Return the lines of the data below in which the string "this" occurs.

(Web page and app entries)
-=-=-

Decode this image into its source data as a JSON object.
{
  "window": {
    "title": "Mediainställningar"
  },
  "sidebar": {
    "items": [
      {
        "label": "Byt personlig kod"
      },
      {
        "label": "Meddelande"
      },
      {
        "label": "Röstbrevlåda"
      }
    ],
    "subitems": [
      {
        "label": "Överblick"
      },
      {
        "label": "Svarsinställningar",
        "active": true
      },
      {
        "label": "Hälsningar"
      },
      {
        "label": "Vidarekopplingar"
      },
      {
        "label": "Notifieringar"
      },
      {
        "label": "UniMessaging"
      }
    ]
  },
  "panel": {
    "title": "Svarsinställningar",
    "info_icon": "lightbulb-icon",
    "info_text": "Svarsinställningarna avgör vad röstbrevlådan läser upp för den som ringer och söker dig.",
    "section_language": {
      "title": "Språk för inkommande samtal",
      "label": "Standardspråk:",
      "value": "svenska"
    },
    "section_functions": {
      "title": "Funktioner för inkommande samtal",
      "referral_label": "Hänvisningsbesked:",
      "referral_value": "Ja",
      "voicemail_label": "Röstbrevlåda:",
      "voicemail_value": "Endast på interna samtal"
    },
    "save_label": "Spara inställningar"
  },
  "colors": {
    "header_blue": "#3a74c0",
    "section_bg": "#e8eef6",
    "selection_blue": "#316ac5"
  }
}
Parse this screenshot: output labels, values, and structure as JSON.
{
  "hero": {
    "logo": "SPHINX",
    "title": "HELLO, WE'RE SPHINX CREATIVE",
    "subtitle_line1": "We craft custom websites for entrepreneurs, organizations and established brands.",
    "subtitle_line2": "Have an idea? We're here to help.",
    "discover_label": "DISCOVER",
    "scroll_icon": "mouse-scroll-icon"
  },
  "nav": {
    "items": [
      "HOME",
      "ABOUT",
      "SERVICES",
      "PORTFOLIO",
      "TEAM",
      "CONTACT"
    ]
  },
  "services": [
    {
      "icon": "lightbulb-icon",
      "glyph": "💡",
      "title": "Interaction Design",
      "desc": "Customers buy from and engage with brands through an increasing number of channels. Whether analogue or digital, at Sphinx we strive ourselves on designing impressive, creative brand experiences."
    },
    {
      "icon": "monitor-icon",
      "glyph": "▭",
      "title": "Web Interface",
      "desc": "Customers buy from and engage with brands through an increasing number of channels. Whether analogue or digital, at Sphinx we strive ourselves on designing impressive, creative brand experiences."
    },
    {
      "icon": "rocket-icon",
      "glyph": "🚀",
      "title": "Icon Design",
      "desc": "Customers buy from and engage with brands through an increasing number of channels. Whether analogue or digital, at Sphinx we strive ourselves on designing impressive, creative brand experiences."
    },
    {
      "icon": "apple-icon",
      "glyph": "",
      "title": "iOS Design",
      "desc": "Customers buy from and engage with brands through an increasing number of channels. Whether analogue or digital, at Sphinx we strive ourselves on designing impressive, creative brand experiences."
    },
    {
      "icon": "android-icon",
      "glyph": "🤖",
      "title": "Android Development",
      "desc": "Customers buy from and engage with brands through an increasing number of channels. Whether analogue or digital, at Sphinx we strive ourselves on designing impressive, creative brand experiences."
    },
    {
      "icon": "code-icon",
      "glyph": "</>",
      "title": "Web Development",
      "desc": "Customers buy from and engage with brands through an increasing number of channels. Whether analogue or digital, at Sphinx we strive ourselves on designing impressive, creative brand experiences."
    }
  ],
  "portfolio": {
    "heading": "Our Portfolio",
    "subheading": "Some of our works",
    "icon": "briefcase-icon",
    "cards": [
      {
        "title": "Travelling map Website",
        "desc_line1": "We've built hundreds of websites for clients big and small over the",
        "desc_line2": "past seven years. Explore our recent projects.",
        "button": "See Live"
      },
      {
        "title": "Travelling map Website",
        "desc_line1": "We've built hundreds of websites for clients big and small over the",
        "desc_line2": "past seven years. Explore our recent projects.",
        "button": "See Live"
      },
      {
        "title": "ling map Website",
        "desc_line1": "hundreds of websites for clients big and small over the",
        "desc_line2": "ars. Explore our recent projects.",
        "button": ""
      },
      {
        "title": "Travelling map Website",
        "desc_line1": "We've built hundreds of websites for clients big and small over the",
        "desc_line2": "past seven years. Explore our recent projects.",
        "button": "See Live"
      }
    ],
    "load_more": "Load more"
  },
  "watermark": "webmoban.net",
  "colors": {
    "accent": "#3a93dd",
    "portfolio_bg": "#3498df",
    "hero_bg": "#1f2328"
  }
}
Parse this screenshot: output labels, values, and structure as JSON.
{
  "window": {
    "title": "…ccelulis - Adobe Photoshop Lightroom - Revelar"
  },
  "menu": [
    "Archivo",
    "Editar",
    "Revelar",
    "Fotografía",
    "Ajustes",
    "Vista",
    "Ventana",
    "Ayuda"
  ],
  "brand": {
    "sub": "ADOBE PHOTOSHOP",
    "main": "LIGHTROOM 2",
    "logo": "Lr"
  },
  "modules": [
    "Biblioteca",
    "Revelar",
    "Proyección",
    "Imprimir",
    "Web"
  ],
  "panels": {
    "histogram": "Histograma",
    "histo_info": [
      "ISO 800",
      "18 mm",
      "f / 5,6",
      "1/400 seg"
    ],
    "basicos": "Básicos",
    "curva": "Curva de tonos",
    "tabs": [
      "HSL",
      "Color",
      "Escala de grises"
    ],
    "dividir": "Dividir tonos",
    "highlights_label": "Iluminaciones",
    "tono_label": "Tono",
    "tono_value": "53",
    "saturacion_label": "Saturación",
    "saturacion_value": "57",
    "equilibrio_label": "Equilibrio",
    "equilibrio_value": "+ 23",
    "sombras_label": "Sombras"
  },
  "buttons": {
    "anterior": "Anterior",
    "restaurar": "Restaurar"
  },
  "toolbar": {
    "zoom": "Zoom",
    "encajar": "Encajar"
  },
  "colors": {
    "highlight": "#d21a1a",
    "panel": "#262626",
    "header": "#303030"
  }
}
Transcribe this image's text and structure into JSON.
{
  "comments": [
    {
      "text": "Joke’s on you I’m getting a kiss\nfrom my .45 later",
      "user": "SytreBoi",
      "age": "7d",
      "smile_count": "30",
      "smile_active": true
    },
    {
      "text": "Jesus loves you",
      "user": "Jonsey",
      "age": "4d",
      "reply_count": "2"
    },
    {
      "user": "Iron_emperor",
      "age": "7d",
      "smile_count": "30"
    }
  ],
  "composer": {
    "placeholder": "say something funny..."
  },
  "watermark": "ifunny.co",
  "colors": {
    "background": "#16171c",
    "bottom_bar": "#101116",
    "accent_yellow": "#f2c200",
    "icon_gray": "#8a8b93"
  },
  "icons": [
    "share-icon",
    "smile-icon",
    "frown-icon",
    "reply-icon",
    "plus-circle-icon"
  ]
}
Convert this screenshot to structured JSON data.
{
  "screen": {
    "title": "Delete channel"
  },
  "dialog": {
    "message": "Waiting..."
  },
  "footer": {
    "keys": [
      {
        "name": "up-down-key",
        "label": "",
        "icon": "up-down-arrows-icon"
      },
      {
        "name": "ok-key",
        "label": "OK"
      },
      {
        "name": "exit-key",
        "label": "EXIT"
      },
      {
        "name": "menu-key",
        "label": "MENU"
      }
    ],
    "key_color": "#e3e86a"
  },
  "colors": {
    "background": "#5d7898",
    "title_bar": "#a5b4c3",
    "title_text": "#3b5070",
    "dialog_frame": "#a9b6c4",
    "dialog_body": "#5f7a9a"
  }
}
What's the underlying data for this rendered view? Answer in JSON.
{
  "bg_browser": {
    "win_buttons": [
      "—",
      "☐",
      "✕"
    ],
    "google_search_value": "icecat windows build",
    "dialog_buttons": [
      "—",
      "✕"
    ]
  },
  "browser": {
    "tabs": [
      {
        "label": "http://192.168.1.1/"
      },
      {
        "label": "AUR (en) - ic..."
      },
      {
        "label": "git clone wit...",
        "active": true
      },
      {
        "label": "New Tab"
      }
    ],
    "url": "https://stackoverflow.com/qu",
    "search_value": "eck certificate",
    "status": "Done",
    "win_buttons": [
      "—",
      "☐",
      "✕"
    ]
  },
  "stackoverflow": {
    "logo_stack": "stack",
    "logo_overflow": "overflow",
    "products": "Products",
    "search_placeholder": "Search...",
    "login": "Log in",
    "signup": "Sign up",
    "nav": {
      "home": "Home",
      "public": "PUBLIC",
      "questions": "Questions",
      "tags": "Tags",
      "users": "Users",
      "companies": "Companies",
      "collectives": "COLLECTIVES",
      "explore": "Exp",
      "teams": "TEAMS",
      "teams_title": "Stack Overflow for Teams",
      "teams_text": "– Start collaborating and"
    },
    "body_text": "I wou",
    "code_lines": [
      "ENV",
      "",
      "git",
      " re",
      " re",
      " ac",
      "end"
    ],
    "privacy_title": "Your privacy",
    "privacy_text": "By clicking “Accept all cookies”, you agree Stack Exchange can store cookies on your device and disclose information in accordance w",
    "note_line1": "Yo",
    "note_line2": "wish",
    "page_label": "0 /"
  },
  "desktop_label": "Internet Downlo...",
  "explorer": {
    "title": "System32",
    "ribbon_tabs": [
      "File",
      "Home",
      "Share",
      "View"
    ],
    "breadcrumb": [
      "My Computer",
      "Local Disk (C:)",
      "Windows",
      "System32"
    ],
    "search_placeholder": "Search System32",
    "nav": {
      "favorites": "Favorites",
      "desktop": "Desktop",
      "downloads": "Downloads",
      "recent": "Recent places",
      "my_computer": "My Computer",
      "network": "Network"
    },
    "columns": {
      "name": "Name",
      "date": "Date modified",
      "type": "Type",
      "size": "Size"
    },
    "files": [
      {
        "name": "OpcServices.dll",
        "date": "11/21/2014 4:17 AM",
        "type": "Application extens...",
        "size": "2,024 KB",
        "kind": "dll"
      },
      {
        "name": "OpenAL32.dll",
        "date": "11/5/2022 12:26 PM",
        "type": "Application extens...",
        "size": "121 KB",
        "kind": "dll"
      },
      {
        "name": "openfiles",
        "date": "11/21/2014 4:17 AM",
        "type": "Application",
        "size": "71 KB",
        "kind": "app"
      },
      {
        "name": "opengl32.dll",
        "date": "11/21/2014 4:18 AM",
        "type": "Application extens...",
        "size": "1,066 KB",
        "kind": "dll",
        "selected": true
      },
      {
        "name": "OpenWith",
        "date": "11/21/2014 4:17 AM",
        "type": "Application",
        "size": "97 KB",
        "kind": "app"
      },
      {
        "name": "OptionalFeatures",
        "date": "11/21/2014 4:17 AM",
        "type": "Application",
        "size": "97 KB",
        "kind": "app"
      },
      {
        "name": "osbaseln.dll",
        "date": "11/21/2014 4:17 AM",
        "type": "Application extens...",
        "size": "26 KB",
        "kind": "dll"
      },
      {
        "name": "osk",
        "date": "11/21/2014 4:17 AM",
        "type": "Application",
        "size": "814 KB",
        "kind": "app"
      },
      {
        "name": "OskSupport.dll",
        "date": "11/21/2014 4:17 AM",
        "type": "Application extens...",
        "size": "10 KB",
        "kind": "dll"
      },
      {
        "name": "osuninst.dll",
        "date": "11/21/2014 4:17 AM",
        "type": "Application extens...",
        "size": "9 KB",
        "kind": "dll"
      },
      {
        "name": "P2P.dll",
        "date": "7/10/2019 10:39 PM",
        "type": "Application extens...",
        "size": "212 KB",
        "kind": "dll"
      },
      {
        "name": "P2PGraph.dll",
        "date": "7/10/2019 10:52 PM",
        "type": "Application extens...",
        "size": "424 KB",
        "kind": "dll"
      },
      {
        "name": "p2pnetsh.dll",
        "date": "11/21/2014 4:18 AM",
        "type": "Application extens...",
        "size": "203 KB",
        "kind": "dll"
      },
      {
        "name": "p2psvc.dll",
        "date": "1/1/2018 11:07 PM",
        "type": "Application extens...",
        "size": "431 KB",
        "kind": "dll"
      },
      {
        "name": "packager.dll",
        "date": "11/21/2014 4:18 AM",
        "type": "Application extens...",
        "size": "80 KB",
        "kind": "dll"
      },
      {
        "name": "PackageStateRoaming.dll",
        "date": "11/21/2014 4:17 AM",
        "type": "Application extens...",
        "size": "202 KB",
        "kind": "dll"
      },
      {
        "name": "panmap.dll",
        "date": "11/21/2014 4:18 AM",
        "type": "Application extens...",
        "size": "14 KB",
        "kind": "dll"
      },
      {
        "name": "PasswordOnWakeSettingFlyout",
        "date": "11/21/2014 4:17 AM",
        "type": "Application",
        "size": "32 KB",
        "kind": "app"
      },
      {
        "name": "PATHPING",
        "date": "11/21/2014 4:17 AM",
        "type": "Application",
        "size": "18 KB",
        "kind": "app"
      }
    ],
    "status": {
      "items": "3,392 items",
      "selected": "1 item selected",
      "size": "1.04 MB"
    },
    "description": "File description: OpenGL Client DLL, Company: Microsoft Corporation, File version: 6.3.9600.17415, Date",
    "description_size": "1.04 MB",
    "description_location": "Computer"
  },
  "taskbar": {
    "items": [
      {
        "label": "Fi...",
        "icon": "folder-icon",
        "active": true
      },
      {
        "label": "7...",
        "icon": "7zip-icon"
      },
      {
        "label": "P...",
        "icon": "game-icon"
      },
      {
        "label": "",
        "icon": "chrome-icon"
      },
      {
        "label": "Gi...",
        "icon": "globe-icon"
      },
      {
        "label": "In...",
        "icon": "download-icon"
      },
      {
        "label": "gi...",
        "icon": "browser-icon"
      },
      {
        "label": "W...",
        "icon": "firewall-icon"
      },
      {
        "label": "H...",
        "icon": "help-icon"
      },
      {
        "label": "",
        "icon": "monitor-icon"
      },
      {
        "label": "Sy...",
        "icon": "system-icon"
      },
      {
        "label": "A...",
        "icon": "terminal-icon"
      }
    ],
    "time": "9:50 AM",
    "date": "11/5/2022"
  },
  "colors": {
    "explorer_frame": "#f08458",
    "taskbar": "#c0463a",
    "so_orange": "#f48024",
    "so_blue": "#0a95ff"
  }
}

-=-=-

# WRITTEN ANSWER
Decode this image into its source data as a JSON object.
Parse this screenshot: output labels, values, and structure as JSON.
Parse this screenshot: output labels, values, and structure as JSON.
Transcribe this image's text and structure into JSON.
Convert this screenshot to structured JSON data.
What's the underlying data for this rendered view? Answer in JSON.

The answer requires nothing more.